(Records drawn from a dataset)
'''

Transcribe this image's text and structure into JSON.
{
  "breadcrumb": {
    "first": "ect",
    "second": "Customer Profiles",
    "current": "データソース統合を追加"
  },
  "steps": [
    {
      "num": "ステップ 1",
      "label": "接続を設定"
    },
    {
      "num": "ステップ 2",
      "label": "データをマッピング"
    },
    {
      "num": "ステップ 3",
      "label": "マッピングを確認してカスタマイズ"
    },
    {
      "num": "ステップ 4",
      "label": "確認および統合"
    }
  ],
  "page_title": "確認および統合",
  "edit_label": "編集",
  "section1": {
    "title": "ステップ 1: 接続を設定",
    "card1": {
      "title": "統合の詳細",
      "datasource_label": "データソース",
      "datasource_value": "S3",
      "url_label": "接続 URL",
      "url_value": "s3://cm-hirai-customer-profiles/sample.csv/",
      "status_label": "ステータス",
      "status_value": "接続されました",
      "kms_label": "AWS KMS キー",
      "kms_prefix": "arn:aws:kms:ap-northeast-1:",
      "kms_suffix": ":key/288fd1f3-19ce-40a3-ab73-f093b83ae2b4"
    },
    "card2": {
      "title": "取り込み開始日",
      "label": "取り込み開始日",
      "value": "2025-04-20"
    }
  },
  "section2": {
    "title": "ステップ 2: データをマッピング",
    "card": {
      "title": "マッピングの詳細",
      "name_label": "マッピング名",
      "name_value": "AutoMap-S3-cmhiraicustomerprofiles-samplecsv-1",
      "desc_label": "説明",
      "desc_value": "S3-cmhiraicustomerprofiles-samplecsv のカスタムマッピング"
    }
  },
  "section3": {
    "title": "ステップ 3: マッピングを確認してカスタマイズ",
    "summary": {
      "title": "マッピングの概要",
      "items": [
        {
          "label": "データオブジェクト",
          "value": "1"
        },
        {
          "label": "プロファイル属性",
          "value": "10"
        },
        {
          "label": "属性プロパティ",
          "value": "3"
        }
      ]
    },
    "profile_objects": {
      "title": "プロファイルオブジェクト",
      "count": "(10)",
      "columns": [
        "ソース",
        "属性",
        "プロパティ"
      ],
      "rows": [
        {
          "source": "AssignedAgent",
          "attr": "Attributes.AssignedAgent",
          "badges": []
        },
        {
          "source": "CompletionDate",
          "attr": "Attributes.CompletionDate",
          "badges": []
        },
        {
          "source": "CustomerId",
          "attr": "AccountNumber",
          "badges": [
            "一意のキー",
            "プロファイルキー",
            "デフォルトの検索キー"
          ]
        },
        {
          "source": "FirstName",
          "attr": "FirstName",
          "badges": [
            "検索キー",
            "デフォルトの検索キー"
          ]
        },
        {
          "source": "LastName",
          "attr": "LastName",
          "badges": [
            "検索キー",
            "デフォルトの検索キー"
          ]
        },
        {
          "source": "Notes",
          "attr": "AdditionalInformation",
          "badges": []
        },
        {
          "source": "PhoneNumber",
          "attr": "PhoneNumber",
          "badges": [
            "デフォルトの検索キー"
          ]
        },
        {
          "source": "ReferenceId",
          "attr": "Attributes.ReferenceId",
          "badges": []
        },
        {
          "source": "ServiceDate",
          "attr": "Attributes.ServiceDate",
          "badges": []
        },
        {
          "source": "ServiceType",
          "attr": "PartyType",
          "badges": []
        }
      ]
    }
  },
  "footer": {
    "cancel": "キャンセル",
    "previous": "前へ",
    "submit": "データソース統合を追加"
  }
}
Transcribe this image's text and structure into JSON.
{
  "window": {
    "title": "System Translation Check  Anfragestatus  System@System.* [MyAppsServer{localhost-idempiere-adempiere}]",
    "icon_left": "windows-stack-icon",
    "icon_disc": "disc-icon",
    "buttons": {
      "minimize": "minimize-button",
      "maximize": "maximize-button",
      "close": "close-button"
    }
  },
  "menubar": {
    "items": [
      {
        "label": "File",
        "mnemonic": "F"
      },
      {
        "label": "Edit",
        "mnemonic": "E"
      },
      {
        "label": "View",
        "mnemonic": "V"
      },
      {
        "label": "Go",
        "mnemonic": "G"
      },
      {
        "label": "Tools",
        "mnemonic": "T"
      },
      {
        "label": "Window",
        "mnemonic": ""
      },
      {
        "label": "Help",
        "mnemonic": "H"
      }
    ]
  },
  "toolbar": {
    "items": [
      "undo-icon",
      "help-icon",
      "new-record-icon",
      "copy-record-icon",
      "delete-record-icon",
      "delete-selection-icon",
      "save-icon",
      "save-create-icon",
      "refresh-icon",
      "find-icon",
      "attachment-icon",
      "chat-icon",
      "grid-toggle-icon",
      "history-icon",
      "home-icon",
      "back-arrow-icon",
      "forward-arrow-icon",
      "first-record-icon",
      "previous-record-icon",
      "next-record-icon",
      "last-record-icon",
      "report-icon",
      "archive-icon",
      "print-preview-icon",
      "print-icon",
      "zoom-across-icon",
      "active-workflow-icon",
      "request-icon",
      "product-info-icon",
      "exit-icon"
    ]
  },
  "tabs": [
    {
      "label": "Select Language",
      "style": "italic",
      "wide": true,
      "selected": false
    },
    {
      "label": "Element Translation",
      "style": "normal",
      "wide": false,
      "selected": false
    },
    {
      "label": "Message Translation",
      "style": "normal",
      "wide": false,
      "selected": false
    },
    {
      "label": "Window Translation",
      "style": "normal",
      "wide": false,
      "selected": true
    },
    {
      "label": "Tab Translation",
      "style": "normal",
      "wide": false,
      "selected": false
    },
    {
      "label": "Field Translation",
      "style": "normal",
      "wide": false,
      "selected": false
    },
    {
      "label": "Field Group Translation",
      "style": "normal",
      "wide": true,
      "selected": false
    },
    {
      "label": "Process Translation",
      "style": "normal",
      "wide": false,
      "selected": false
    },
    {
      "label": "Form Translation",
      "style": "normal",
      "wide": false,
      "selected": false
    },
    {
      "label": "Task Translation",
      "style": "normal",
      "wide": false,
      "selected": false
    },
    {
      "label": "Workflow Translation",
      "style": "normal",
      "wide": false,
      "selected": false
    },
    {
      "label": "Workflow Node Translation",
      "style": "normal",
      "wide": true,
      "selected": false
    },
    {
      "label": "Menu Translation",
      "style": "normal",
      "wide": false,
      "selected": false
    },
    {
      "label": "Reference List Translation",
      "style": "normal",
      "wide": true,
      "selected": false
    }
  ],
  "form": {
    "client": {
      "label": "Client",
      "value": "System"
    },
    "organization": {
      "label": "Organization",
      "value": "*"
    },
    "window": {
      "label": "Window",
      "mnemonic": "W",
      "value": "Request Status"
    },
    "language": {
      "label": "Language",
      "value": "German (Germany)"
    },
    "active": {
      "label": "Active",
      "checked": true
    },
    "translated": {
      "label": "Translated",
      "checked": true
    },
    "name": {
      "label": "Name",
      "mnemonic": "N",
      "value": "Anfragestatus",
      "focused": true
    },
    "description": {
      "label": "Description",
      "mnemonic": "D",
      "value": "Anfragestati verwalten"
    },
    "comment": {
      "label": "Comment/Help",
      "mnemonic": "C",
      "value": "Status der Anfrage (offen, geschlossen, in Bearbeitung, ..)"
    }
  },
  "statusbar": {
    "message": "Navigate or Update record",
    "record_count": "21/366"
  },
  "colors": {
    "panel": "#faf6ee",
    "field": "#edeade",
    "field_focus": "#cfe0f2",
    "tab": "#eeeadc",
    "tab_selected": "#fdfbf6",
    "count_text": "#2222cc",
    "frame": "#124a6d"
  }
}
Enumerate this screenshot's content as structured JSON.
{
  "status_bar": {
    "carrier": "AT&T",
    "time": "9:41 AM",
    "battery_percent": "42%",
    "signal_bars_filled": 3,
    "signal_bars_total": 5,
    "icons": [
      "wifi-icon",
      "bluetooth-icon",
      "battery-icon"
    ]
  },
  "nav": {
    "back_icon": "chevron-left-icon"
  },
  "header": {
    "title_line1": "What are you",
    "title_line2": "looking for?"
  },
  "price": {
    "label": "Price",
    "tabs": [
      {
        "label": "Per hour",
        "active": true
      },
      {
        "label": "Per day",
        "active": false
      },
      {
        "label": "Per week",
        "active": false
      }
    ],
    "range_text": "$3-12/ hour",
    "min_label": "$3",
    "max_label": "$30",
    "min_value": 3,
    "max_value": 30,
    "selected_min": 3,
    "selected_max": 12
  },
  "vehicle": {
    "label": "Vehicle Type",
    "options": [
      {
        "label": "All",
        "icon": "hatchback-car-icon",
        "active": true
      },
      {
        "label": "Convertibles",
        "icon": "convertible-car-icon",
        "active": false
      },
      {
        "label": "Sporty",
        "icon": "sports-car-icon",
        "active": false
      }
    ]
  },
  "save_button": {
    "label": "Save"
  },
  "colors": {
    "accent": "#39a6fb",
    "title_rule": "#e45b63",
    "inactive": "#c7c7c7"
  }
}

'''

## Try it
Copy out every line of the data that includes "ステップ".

## Exercise solution
      "num": "ステップ 1",
      "num": "ステップ 2",
      "num": "ステップ 3",
      "num": "ステップ 4",
    "title": "ステップ 1: 接続を設定",
    "title": "ステップ 2: データをマッピング",
    "title": "ステップ 3: マッピングを確認してカスタマイズ",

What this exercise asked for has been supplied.